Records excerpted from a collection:
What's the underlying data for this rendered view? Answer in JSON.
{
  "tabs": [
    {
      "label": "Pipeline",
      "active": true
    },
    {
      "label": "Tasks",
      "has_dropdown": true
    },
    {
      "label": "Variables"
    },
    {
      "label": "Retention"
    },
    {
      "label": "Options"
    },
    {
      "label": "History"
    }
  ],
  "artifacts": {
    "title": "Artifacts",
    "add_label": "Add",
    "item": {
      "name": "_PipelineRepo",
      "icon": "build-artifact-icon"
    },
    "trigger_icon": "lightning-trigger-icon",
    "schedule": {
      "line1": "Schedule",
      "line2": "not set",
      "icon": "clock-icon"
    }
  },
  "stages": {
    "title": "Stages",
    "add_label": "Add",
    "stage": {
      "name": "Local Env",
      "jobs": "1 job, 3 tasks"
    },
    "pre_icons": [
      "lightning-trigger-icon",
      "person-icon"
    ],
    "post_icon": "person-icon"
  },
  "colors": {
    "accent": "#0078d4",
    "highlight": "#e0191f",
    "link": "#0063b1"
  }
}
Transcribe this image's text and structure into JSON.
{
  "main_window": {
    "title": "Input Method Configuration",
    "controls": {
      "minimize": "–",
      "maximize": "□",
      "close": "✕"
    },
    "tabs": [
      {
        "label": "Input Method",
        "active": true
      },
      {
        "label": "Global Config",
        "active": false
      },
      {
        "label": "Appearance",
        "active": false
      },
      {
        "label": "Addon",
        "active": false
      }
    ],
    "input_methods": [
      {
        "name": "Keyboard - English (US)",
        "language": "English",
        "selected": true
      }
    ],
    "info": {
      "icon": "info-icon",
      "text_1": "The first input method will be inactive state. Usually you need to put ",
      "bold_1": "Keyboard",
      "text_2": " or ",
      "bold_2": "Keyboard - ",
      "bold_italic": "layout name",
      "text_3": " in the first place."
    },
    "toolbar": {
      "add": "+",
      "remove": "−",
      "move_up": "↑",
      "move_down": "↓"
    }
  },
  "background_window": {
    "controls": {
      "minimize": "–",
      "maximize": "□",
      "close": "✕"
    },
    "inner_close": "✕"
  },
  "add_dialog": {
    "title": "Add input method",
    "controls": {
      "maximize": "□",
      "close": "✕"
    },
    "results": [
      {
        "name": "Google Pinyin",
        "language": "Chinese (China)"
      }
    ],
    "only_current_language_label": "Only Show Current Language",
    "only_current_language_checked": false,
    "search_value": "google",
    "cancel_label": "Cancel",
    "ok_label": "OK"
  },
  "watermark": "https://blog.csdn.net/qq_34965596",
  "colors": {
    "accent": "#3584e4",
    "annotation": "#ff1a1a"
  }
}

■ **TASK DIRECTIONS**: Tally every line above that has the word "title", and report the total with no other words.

■ **RESPONSE TO THE EXERCISE**: 4